WORK INSTRUCTION: The data should be restated word for word, in full.

LISTED ENTRIES:
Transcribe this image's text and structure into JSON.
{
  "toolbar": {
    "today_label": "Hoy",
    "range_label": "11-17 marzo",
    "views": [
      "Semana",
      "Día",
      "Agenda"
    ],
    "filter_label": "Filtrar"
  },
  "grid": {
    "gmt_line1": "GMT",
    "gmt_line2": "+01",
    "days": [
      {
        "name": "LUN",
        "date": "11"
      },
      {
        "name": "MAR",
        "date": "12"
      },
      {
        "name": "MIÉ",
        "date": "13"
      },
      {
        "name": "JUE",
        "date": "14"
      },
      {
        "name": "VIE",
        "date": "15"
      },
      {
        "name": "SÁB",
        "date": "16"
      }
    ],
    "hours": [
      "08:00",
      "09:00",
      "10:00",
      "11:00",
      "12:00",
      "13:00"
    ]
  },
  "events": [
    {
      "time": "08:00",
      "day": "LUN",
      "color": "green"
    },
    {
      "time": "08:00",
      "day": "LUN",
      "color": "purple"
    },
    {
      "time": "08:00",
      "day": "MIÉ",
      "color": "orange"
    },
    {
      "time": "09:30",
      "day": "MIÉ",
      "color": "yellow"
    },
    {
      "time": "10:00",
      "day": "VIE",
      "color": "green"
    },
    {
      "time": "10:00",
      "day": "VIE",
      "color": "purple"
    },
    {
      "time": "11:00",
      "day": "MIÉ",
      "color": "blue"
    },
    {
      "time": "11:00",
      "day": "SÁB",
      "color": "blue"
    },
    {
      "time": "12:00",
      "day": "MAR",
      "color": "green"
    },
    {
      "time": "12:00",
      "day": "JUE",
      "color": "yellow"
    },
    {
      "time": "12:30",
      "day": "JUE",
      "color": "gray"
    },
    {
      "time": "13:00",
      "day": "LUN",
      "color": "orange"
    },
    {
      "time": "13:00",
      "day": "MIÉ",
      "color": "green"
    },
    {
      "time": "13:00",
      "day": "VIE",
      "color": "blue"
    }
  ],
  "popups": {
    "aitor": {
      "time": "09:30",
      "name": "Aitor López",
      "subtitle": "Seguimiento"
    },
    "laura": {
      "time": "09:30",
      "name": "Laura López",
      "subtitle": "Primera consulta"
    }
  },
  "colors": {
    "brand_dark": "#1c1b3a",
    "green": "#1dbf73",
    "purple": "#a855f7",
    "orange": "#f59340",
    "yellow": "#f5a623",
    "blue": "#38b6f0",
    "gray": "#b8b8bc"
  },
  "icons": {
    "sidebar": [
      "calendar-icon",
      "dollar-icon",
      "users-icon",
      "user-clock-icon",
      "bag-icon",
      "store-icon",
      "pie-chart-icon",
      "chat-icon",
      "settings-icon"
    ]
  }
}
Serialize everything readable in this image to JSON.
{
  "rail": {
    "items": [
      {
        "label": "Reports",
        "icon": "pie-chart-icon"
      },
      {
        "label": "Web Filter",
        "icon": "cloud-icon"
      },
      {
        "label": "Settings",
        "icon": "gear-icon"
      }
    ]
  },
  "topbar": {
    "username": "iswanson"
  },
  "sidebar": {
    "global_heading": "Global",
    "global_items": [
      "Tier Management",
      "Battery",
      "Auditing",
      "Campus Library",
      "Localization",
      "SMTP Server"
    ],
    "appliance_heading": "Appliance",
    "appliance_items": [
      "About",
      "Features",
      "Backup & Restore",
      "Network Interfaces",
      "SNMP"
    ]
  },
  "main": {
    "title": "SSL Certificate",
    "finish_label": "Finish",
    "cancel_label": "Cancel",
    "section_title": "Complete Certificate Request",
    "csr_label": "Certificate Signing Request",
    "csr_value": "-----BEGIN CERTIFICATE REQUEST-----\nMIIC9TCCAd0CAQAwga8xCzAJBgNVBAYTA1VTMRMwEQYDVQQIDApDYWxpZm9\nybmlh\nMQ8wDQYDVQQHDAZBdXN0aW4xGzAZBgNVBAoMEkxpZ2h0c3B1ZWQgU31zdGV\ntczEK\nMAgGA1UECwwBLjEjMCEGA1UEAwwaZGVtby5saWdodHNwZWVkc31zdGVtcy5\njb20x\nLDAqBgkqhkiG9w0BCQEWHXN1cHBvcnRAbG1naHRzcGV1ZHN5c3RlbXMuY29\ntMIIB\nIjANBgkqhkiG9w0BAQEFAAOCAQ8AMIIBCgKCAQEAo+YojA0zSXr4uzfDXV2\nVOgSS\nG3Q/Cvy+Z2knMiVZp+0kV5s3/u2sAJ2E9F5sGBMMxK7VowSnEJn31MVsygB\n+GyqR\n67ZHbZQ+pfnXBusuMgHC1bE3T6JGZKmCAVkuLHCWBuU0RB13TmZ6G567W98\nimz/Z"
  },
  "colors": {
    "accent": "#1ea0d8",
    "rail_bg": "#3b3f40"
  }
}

RESULT BELOW:
Transcribe this image's text and structure into JSON.
{
  "toolbar": {
    "today_label": "Hoy",
    "range_label": "11-17 marzo",
    "views": [
      "Semana",
      "Día",
      "Agenda"
    ],
    "filter_label": "Filtrar"
  },
  "grid": {
    "gmt_line1": "GMT",
    "gmt_line2": "+01",
    "days": [
      {
        "name": "LUN",
        "date": "11"
      },
      {
        "name": "MAR",
        "date": "12"
      },
      {
        "name": "MIÉ",
        "date": "13"
      },
      {
        "name": "JUE",
        "date": "14"
      },
      {
        "name": "VIE",
        "date": "15"
      },
      {
        "name": "SÁB",
        "date": "16"
      }
    ],
    "hours": [
      "08:00",
      "09:00",
      "10:00",
      "11:00",
      "12:00",
      "13:00"
    ]
  },
  "events": [
    {
      "time": "08:00",
      "day": "LUN",
      "color": "green"
    },
    {
      "time": "08:00",
      "day": "LUN",
      "color": "purple"
    },
    {
      "time": "08:00",
      "day": "MIÉ",
      "color": "orange"
    },
    {
      "time": "09:30",
      "day": "MIÉ",
      "color": "yellow"
    },
    {
      "time": "10:00",
      "day": "VIE",
      "color": "green"
    },
    {
      "time": "10:00",
      "day": "VIE",
      "color": "purple"
    },
    {
      "time": "11:00",
      "day": "MIÉ",
      "color": "blue"
    },
    {
      "time": "11:00",
      "day": "SÁB",
      "color": "blue"
    },
    {
      "time": "12:00",
      "day": "MAR",
      "color": "green"
    },
    {
      "time": "12:00",
      "day": "JUE",
      "color": "yellow"
    },
    {
      "time": "12:30",
      "day": "JUE",
      "color": "gray"
    },
    {
      "time": "13:00",
      "day": "LUN",
      "color": "orange"
    },
    {
      "time": "13:00",
      "day": "MIÉ",
      "color": "green"
    },
    {
      "time": "13:00",
      "day": "VIE",
      "color": "blue"
    }
  ],
  "popups": {
    "aitor": {
      "time": "09:30",
      "name": "Aitor López",
      "subtitle": "Seguimiento"
    },
    "laura": {
      "time": "09:30",
      "name": "Laura López",
      "subtitle": "Primera consulta"
    }
  },
  "colors": {
    "brand_dark": "#1c1b3a",
    "green": "#1dbf73",
    "purple": "#a855f7",
    "orange": "#f59340",
    "yellow": "#f5a623",
    "blue": "#38b6f0",
    "gray": "#b8b8bc"
  },
  "icons": {
    "sidebar": [
      "calendar-icon",
      "dollar-icon",
      "users-icon",
      "user-clock-icon",
      "bag-icon",
      "store-icon",
      "pie-chart-icon",
      "chat-icon",
      "settings-icon"
    ]
  }
}
Serialize everything readable in this image to JSON.
{
  "rail": {
    "items": [
      {
        "label": "Reports",
        "icon": "pie-chart-icon"
      },
      {
        "label": "Web Filter",
        "icon": "cloud-icon"
      },
      {
        "label": "Settings",
        "icon": "gear-icon"
      }
    ]
  },
  "topbar": {
    "username": "iswanson"
  },
  "sidebar": {
    "global_heading": "Global",
    "global_items": [
      "Tier Management",
      "Battery",
      "Auditing",
      "Campus Library",
      "Localization",
      "SMTP Server"
    ],
    "appliance_heading": "Appliance",
    "appliance_items": [
      "About",
      "Features",
      "Backup & Restore",
      "Network Interfaces",
      "SNMP"
    ]
  },
  "main": {
    "title": "SSL Certificate",
    "finish_label": "Finish",
    "cancel_label": "Cancel",
    "section_title": "Complete Certificate Request",
    "csr_label": "Certificate Signing Request",
    "csr_value": "-----BEGIN CERTIFICATE REQUEST-----\nMIIC9TCCAd0CAQAwga8xCzAJBgNVBAYTA1VTMRMwEQYDVQQIDApDYWxpZm9\nybmlh\nMQ8wDQYDVQQHDAZBdXN0aW4xGzAZBgNVBAoMEkxpZ2h0c3B1ZWQgU31zdGV\ntczEK\nMAgGA1UECwwBLjEjMCEGA1UEAwwaZGVtby5saWdodHNwZWVkc31zdGVtcy5\njb20x\nLDAqBgkqhkiG9w0BCQEWHXN1cHBvcnRAbG1naHRzcGV1ZHN5c3RlbXMuY29\ntMIIB\nIjANBgkqhkiG9w0BAQEFAAOCAQ8AMIIBCgKCAQEAo+YojA0zSXr4uzfDXV2\nVOgSS\nG3Q/Cvy+Z2knMiVZp+0kV5s3/u2sAJ2E9F5sGBMMxK7VowSnEJn31MVsygB\n+GyqR\n67ZHbZQ+pfnXBusuMgHC1bE3T6JGZKmCAVkuLHCWBuU0RB13TmZ6G567W98\nimz/Z"
  },
  "colors": {
    "accent": "#1ea0d8",
    "rail_bg": "#3b3f40"
  }
}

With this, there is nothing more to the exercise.